Head coach Mark Fox explained why that's been the case.
"When we had Marcus, he was a terrific defender and rebounder at a couple of different positions," Fox said Friday. "He could defend the inside and outside and now without him, that puts a lot of pressure on Brandon (Morris) who is an inexperienced defender. So we miss Marcus greatly, probably as much as we've ever missed him since he's been hurt."
Unfortunately for the Bulldogs - who travel to Texas A&M Saturday in College Station (6 p.m., FSN) - it doesn't appear Thornton will be back anytime soon.
The former Westlake High star underwent his third knee surgery just over a month ago and Fox said there's still no timetable for his return.
Georgia (7-11, 1-4) could certainly use Thornton's defensive prowess against the Aggies (12-6, 2-3), who will be looking to snap a three-game losing streak after dropping a 58-54 decision at LSU on Saturday.
The Bulldogs count the Tigers as their lone SEC victory to date, but A&M should by no means be considered a pushover.
Two weeks ago, the Aggies went up to Lexington and stunned Kentucky 83-71 behind a 40-point effort by senior guard Elston Turner.
"LSU's press bothered A&M a little bit, it bothered Florida and it bothered us, so I think LSU's style is something that's working for them," Fox said. "But they (Texas A&M have a good team. To watch his game at Kentucky, to get 40 at Rupp Arena when the other team knows you're trying to score, it was impressive to watch. He's a real talent and obviously one of the keys to their team but he's not the Long Ranger. Their frontline guys are big and physical and finish plays so it's a team I think that's just continuing to evolve."
So are the Bulldogs.
Georgia stunned the Gators on Saturday by jumping out to a 27-24 halftime lead before Florida roared back with a 40-point second half to win 64-47.
"Our defense was so good in the first half and as every coach will do, they adjusted and our defense didn't react quick enough and so we let (Erik) Murphy get loose a little bit and they just shot the three so well," Fox said. "They're a very explosive team and when we lost the lead, we just had a hard time trying to get it back."
It was a game where freshman Charles Mann received his latest lesson in what's been a difficult series of lessons of what it's like to be a point guard in the SEC.
Mann scored nine points and dished out three assists, but turned the ball over six times.
Saturday, at least Mann gets to face a fellow freshman in Aggie point guard J'Mychal Reese, a young man Fox suspects is learning some of those same lessons his first go-around in conference play.
"Charles has had his challenges to start the league. But it's been a great experience and I'm sure he'll look back and say it was a good experience for him," Fox said. "(Reese) has probably experienced some of the same things that Charles has to this point. It's going to come down to Charles taking care of himself first, no matter who he's playing against, be it a junior, senior, sophomore or freshman."
But as Fox is always quick to point out, his young Bulldog team has a number of lessons it still needs to learn.
The question is, how long will it be until the results start to show?

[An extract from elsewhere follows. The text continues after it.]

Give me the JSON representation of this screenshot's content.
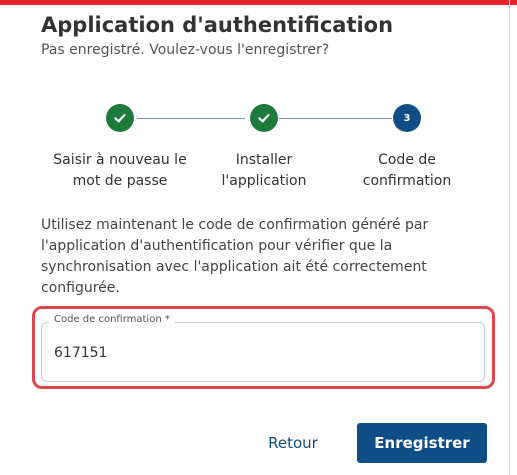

"We hope that we'll see that soon. I think one of the guys said yesterday that physical maturity is hard to speed up but if you just really get dialed in mentally you can overcome it until it arrives. I think that was well said," Fox said. "We've had some games this year, Indiana earlier this year and Florida the other night where we played pretty well early but were unable to finish. I think the thing for us is just develop the consistency, both physically and mentally because finishing those things is important."